Sometimes we’d cast a line tied to a stick hoping for a fish. In that trickle of water we knew fish were unrealistic, but one of my brothers did catch one.

Just before the sun touched the horizon, as we biked back home down Fuller Creek Road, we’d listen to the chit chit teer terrr-eeee of red-winged blackbirds perched in the trees beyond the vanished cemetery. We’d see the shivering leaves of cottonwoods turned golden. But we never stopped.

When we did get home, we’d all three laugh behind Mama’s back at the terrible things we’d accomplished.

Funny. I really can’t remember a specific word my brothers and I said under that bridge.

Whenever I happen to think of it, I believe I understand what my mother meant.
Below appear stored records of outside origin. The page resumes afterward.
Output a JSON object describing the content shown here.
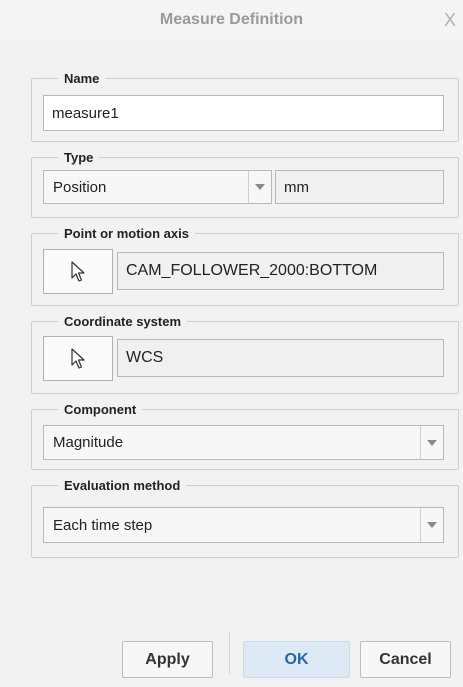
{
  "window": {
    "title": "Measure Definition",
    "close_glyph": "X"
  },
  "name_group": {
    "legend": "Name",
    "value": "measure1"
  },
  "type_group": {
    "legend": "Type",
    "selected": "Position",
    "unit": "mm"
  },
  "point_group": {
    "legend": "Point or motion axis",
    "value": "CAM_FOLLOWER_2000:BOTTOM",
    "select_icon": "cursor-arrow-icon"
  },
  "coord_group": {
    "legend": "Coordinate system",
    "value": "WCS",
    "select_icon": "cursor-arrow-icon"
  },
  "component_group": {
    "legend": "Component",
    "selected": "Magnitude"
  },
  "eval_group": {
    "legend": "Evaluation method",
    "selected": "Each time step"
  },
  "buttons": {
    "apply": "Apply",
    "ok": "OK",
    "cancel": "Cancel"
  },
  "colors": {
    "accent_text": "#2a63a8",
    "primary_bg": "#ddeaf5"
  }
}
Why she called it Philosophy Road.

The Parade

Boom forward, boom forward, trumpet forward, step.
Flags forward, baton forward, marching forward, step.
Dancing forward, smiles forward, twirling forward, step.
Cheering forward, waving forward, banners forward, step.
Legs forward, face forward, step forward, stop.

Boom forward, drums forward, trumpets forward, step.
Singing forward, pom-poms forward, dancing forward, step.
Clowns forward, floats forward, trombones forward, step.
Always forward, smiling forward, banners forward, step.
Surging, surging, ever forward, stop.